This ace looks unhittable once again

Armed with one of MLB's filthiest pitches, Castillo is back to '17 form

April 20th, 2019

One of the big questions in Cincinnati (and in fantasy circles, too) last April was, "What happened to ?" After an electric rookie start in summer 2017, the righty was carrying a 7.85 ERA and a garish 1.9 HR/9 rate through the season’s first month.

But a year later, the Reds’ ace of the future looks positively dominant once again. 

Castillo takes the mound in San Diego tonight sporting a 1.46 ERA, 2.33 FIP and a 33.3% strikeout rate, and the metrics fueling those numbers suggest staying power. He’s all over the Statcast starting pitching leaderboards: Second in whiff-per-swing rate, third in ground-ball rate, 13th in hard-hit rate and he’s yet to permit a single barrel (the most potent batted ball based on exit velocity and launch angle), let alone a home run.

Put all those factors together, and Castillo has looked like one of MLB’s best starters out of the gate. In fact, Statcast’s expected weighted on-base average (xwOBA, based on quality of contact and strikeouts) places Castillo second behind reigning American League Cy Young winner Blake Snell.

Lowest xwOBA, SP, 2019
Min. 50 batters faced (132 SP)
1. Snell: .205
2. Castillo: .220
3. Collin McHugh, Astros: .224
4. Tyler Glasnow, Rays: .235
5. Max Fried, Braves: .253

Castillo’s heater was one of MLB’s 10 fastest among starters last year, so his velocity didn’t go away. The difference from a year ago might lie in Castillo’s commitment to his changeup -- not only to throwing it, but also to consistently dangling it outside the strike zone. Left-handed batters feasted on Castillo last year, slashing .289/.351/.530, and a righty like him needs his changeup to neutralize the platoon advantage. Castillo’s mid-80s changeup can be devastating when tunneled off his mid-90s two-seam fastball, particularly when tailing away from a lefty’s power zones. Curtis Granderson got a first-hand look at that action while striking out on April 9.

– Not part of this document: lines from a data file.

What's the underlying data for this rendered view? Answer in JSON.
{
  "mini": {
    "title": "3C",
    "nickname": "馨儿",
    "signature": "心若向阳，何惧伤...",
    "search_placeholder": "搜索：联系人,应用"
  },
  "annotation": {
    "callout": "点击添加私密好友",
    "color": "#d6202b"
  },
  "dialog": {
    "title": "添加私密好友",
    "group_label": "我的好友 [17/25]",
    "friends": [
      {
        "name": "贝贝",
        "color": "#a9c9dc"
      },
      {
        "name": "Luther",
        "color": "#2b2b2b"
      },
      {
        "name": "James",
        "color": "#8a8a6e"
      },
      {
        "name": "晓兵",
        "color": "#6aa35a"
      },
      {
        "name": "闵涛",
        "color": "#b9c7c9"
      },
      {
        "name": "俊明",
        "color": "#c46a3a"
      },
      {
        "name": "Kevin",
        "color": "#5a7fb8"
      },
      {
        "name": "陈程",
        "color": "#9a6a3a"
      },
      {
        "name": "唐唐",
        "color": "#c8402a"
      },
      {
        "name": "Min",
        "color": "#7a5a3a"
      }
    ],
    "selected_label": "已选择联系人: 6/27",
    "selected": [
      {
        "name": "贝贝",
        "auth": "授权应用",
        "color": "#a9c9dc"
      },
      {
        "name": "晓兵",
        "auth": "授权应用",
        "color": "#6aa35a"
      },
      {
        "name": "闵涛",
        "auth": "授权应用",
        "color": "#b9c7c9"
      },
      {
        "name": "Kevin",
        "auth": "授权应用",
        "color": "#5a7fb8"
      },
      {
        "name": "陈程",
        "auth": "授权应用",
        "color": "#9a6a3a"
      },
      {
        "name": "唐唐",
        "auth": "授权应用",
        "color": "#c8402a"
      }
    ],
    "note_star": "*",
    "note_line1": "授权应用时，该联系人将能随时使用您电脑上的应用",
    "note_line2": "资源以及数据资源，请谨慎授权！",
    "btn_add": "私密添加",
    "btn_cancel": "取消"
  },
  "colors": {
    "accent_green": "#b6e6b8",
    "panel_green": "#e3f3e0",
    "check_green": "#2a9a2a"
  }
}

The changeup was effective for Castillo last year (.200 BA against, 43.1% whiff-per-swing rate), and he threw it more than a quarter of the time. But he wisely began throwing the change more after last year’s All-Star break and hasn’t looked back; he's nearly made it his primary pitch to begin 2019 -- and has leaned on it in two-strike counts to produce some outstanding results.

Highest putaway rate, single pitch types, 2019
Min. 25 two-strike pitches thrown
1. Castillo (CIN), changeup: 47.2%
2. Edwin Diaz (NYM), four-seamer: 46.2%
3. Chris Archer (PIT), slider: 44.7%
4. Jeff Samardzija (SF), slider: 43.3%
5. Luke Jackson (ATL), slider: 42.3%
Putaway rate: % of two-strike pitches resulting in a strikeout

Hitters haven’t had success against that pitch in any count, really, as Castillo’s change-of-pace has held them to just four singles and 25 strikeouts in 41 at-bats. Part of that dominance might be from where Castillo is placing the pitch:

A hitter can’t routinely inflict much damage on a pitch that low, and that’s the point here. As Baseball Prospectus’ Zach Crizer noted Thursday, Castillo isn’t giving opponents much to hit, period, while posting MLB’s fifth-lowest rate of pitches in the strike zone. Castillo’s 13.5% walk rate is probably higher than he and pitching coach Derek Johnson would like it to be by season’s end, but in the meantime, he’s playing an effective waiting game with overzealous hitters. Hitters can adjust to most pitchers when they know they aren’t throwing strikes. But it’s likely more difficult to lay off against Castillo’s changeup when it looks so similar to his two-seamer before darting out of the zone. The pitch is simply too tantalizing, and the numbers bear that out; opponents have chased half of Castillo’s out-of-zone changeups, the Majors’ third-highest rate on that pitch type.

Pair that change-of-pace with Castillo’s two different fastballs, each coming in with premium velocity, and it can be a nightmarish guessing game.

"The changeup is his best pitch," Brewers manager Craig Counsell said Monday, after Castillo struck out eight Milwaukee hitters, including six on the changeup. "It's obviously paired with big velocity. When you're at 96 when you want it, it makes the hitters start. That's why velocity is so valuable.”

"The difference is, he throws it to right-handed hitters, which you don't see a lot,” Counsell added. “That's what makes him a little bit unique, that he's throwing changeups to the same-sided hitters."

Righties or lefties, it hasn’t mattered who’s stepping into the box against Castillo so far. The pitcher who showed so much promise two summers ago has identified his best pitch, and like so many hurlers leaning more and more on offspeed in 2019, he looks like he’s willing to go to the well again and again.